While a little caution might be prudent, so you don’t slip and hurt yourself, showering with your eyes closed is an entirely new sensation well worth trying. By using different senses to usual, you stimulate new parts of your brain that you may have neglected for a while.
If showering blind sounds to dangerous, just try walking around the house for a bit or for a bit more danger, jump on the treadmill. Be sure to always have the safety clip on when using a treadmill.
This is an interesting study on effects of treadmill training with the eyes closed on gait and balance ability of chronic stroke patients.
4. Change the Order of Things
Doing your daily routine doesn’t add many stimulations to your brain cortex. Get things moving again by switching the order of things.

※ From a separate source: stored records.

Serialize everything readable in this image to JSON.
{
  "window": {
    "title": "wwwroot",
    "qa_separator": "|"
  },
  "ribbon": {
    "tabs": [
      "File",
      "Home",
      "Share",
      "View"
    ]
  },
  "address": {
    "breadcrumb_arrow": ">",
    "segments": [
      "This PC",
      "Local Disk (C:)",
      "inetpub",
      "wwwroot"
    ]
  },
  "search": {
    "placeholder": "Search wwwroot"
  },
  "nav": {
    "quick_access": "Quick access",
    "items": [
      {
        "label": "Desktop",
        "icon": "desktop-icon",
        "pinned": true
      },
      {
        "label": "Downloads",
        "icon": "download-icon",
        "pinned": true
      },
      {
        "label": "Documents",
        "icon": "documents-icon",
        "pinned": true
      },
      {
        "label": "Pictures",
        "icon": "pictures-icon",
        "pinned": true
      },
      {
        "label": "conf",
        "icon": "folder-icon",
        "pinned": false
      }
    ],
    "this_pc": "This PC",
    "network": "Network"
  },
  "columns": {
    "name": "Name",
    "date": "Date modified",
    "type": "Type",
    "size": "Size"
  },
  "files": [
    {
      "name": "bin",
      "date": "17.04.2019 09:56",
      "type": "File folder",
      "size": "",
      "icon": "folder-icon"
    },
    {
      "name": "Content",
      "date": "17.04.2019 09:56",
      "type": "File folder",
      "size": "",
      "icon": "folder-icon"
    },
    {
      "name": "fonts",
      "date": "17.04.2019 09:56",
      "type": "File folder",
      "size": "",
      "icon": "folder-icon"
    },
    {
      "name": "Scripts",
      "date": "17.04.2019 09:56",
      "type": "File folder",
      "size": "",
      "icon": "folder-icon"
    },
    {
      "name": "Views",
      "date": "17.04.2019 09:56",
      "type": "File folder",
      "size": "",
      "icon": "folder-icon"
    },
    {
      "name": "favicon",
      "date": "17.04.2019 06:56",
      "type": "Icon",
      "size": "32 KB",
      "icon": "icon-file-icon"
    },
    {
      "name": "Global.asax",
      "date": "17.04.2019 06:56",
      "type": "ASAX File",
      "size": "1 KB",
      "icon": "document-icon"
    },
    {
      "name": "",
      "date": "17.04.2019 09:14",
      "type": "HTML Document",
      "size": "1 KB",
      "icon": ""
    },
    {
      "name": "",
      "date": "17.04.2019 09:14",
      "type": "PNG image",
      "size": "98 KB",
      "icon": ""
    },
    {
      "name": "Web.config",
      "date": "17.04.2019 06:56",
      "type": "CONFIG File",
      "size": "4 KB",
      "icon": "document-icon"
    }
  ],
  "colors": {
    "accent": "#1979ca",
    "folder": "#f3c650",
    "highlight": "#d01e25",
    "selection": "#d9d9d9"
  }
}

Instead of brushing your teeth first and then showering, how about showering first and then brushing your teeth? Make little changes in your daily routine throughout the day to keep things interesting.
5. Open a Window
The hippocampus needs smell and sounds to be activated. The problem is, our environment gets so well-protected from outside influences that typically there isn’t a lot there to stimulate things.
By opening a window in your office or a car, you’ll hear things you don’t usually and expose yourself to new odors. These are the building blocks of memory, so don’t be surprised if you find yourself remembering things you haven’t in a while when you do so.
6. Play 3D Video Games
If you ever needed an excuse to sit down and play video games with your kids, with friends or just by yourself, now you have one. Some video games are good for older adults’ brains.
A 2017 study suggests that playing 3D video games on regular basis may improve cognitive functions and increase grey matter in your hippocampus.
According to the MRI test results, only the participants in the video-game cohort saw increases in gray matter volume in the hippocampus and cerebellum. Their short-term memory also improved.ScienceDaily
7. Pick Up An Instrument
Music has always been a significant part of human development and human society. It’s a part of being human. So it’s not surprising that music would have such profound effects on the brain.
Now at a time where we have so many people offer free music lesson online and Yousician, that will teach you guitar, piano, ukulele, bass and singing all in one app, we truly have no excuse to not spend a little bit of time each week embracing our musical side.
A major finding in this research area is that musical practice is associated with structural and functional plasticity of the brain. In this brief review, I will give an overview of the most recent findings of this research area.Music drives brain plasticity – ncbi.nlm.nih.gov
8. Increase Your Cardiovascular System
We all know exercise is good for us and exercise is good for our brain. Most of us tend to say we don’t have time.
You’ve probably heard this from others or know this first hand, that once you make time for exercise you actually become more productive throughout the day. Your brain performance is better and your energy is improved. This increase of productivity actually creates more time.
And you’ve probably noticed that when you stop exercising brain performance goes down. Maintenance of cardiovascular fitness is necessary for long-term effects on cognition .That means you need be consistent with your fitness.
Try to get some cardio or HIIT in everyday. It doesn’t have to be huge. 15-20 minutes is great. I like to do two sessions each day. HIIT in the morning, and something more gentle in the evening like a walk or hike.
9. Don’t Forget to Meditate
Meditation can sharpen attention, strengthen memory and improve other mental abilities. Scientific American editor Ferris Jabr examines the changes in brain structure behind some of these benefits.
Meditating for as little as 12 to 20 minutes a day is all you need to boost your brain performance.
By doing little things, you push your brain to work. Peak performance comes from repeating these exercises daily. Make these small things a habit for the best benefit and find out just how much more your brain is capable of achieving.